The Atlantic-Pacific railway may be an extremely complex project -- involving everything from environmental and land rights issues to, crucially, the preference for Chinese firms every time Chinese banks deliberate on extending lines of credit. But this time, it's a go. The usual suspects are -- what else -- worried.
Official Brazilian policy, since the Lula years, has been to attract top Chinese investment. China is Brazil's top trading partner since 2009; it used to be the US. The trend started with food production, now it moves to investment in ports and railways, and the next stage will be technology transfer. The BRICS New Development Bank and the China-led Asian Infrastructure Investment Bank (AIIB), of which Brazil is a key founding member, will definitely be part of the picture.
The problem is this massive trade/commerce BRICS interplay is intersecting with a quite convoluted political process. The top three South American powers -- Brazil, Argentina and Venezuela, which also happen to be Mercosur members -- have been facing repeated "destabilization" attempts by the usual suspects, who routinely denounce the foreign policy of Presidents Dilma Rousseff, Cristina Kirchner and Nicolas Maduro and yearn for the good ol' days of a dependent relationship with Washington.
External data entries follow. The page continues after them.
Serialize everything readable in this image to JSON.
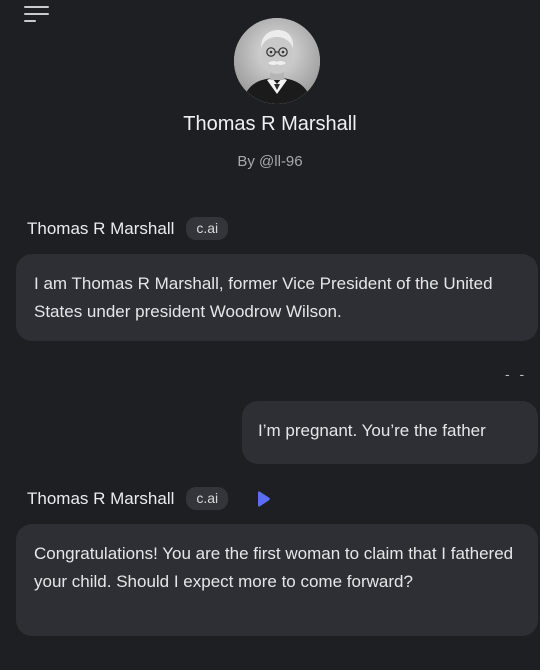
{
  "header": {
    "menu_icon": "hamburger-menu-icon",
    "character_name": "Thomas R Marshall",
    "creator": "By @ll-96"
  },
  "messages": [
    {
      "sender": "Thomas R Marshall",
      "badge": "c.ai",
      "text": "I am Thomas R Marshall, former Vice President of the United States under president Woodrow Wilson."
    },
    {
      "indicator": "- -",
      "text": "I’m pregnant. You’re the father"
    },
    {
      "sender": "Thomas R Marshall",
      "badge": "c.ai",
      "play_icon": "play-icon",
      "text": "Congratulations!  You are the first woman to claim that I fathered your child.  Should I expect more to come forward?"
    }
  ],
  "colors": {
    "background": "#1e1f22",
    "bubble": "#2e2f34",
    "badge": "#34353a",
    "accent": "#5b6cf5"
  }
}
With different degrees of complexity -- and internal strife -- Brasilia, Buenos Aires and Caracas are all simultaneously facing plots against their institutional order. The usual suspects don't even try to dissimulate their near total diplomatic distance from the South American Top Three.
Venezuela, under US sanctions, is considered a threat to US national security -- something that does not even qualify as a bad joke. Kirchner has been under relentless diplomatic assault -- not to mention US vulture funds targeting Argentina. And with Brasilia, relations are practically frozen since September 2013, when Rousseff suspended a visit to Washington in response to the NSA spying on Petrobras, and herself personally.
And that leads us to a crucial geostrategic issue -- so far unresolved.